What About Cod Liver Oil?
No discussion of D3 supplements is complete without talking about one of the most popular supplements in the real food community, cod liver oil. It contains Vitamin D3 instead of D3 sulfate, but both Dr. Seneff and I still recommend it. I can’t speak to all of her reasons, but I can tell you mine:
Dr. Weston A. Price has firmly established the benefits of consuming fat soluble vitamins A, D, E , and K. Unlike D3 drops which isolate one component, cod liver oil is a delicate balance of beneficial co-factors, essential fatty acids, antioxidants and micronutrients. Specifically, Vitamin D works with Vitamin A to utilize calcium and phosphorous in the body. Contrary to what we have heard, carrots contain betacarotene, which is a precursor to Vitamin A and not true Vitamin A. Not all of us are able to efficiently convert betacarotene to Vitamin A, which is why it’s preferable to consume preformed Vitamin A as well. (source)
So, isn’t consuming cod liver oil a form Vitamin D supplementation? Yes . . . yes it is.
The fact is our bodies don’t make much Vitamin D during the winter, and it makes sense to seek out additional vitamin D from whole food sources. But we still need sunshine to synthesize sulfate! According to Dr. Seneff, even in winter our skin can do this by synthesizing another compound, cholesterol sulfate – just add sunlight!
Is it a good idea to consume Vitamin D rich foods during the winter? Or even D3 drops if that is not available? Though I deeply respect Dr. Seneff’s research, I think so. As Kristen of Food Renegade said in the comments:

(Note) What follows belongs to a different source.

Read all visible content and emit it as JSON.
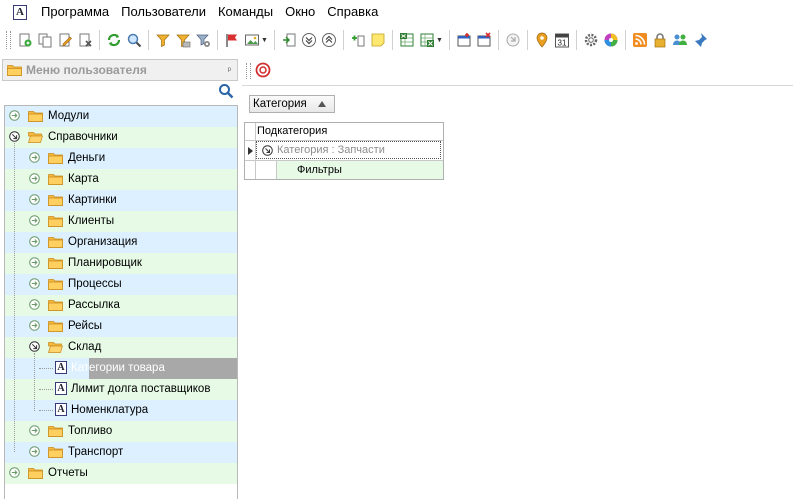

The ideal is to eat enough cholesterol from good animal sources and get enough sunshine so that Vitamin D levels are never a problem. The next best thing is to eat superfoods high in Vitamin D and other complimentary nutrients — like fermented cod liver oil. Perhaps the next best thing is to have quality, whole food based supplements that may mimic the synergistic nature of a superfood (I’m thinking of brands like Standard Process and their various Cataplex suplements). And finally, although it may be useless for some things, like the creation of sulfate, there’s the intake of a straight up isolated Vitamin D3 supplement which still has measurable benefits as study after study has proven. (And of course the BAD option would be to take no supplements and eat a Standard American Diet and expose yourself regularly to environmental toxins while not having a healthy enough body to eliminate them.)
Sometimes, we can’t let the good be the enemy of the ideal. And, of course, that means we should know what the ideal *is*.”
So what’s my takeaway from all this? I still focus on feeding my family nutrient-dense foods which contain lots of fat-soluble vitamins, but I don’t rely on them exclusively to meet our Vitamin D needs. Just like exercise and good quality sleep, I consider responsible sun exposure to be beneficial both for Vitamin D production and the regulation of our circadian rhythm.
This article was medically reviewed by Madiha Saeed, MD, a board certified family physician. As always, this is not personal medical advice and we recommend that you talk with your doctor.